:: Your instructions ::
Where the word "icon" occurs in a line of the data, return the whole line.
___ Data records
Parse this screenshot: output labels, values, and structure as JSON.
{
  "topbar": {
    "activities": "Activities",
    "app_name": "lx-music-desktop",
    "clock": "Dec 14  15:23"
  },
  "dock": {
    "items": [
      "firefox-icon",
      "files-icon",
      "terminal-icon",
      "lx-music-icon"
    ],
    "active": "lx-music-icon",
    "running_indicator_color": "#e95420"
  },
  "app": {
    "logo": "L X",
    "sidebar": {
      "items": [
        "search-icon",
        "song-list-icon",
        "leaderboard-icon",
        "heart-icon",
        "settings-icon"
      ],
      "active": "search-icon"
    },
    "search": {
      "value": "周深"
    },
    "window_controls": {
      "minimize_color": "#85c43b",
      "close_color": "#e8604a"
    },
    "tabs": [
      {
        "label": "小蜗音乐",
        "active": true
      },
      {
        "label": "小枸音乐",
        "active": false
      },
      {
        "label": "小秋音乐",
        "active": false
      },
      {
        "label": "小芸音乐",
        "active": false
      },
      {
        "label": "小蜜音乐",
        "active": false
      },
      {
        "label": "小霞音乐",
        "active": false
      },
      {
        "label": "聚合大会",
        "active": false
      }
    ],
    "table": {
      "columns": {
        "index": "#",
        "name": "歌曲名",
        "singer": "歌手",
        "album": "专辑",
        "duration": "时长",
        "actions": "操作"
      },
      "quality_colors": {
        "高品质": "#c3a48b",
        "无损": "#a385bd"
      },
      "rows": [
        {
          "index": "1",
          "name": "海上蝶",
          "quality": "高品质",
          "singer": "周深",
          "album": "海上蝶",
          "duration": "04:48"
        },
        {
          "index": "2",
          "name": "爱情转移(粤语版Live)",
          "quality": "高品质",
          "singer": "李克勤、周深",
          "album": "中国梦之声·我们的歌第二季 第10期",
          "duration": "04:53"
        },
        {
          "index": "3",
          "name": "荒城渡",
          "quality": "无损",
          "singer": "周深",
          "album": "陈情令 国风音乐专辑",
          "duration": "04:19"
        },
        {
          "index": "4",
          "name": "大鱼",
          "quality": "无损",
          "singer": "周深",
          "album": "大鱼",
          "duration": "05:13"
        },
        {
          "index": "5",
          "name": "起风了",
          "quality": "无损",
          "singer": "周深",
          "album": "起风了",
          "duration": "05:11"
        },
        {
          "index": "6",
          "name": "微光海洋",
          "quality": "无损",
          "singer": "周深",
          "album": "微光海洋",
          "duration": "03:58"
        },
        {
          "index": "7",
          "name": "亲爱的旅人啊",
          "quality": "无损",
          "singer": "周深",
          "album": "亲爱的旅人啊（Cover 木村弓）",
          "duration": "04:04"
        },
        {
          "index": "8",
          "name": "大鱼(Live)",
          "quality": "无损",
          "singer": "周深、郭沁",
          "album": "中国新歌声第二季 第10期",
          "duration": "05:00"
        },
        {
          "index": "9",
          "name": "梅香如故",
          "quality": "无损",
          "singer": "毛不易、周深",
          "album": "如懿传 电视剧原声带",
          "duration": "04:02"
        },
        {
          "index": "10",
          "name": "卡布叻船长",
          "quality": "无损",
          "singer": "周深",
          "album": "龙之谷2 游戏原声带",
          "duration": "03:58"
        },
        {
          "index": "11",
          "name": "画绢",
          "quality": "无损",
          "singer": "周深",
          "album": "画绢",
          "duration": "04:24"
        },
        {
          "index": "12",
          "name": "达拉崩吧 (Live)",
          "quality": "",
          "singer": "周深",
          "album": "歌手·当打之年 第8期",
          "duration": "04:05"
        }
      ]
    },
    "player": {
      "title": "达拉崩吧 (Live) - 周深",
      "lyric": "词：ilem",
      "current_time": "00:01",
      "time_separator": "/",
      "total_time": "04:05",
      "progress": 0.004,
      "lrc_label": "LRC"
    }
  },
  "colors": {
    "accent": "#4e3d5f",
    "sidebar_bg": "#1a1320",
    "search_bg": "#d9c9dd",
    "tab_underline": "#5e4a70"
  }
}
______
:: Your response ::
      "firefox-icon",
      "files-icon",
      "terminal-icon",
      "lx-music-icon"
    "active": "lx-music-icon",
        "search-icon",
        "song-list-icon",
        "leaderboard-icon",
        "heart-icon",
        "settings-icon"
      "active": "search-icon"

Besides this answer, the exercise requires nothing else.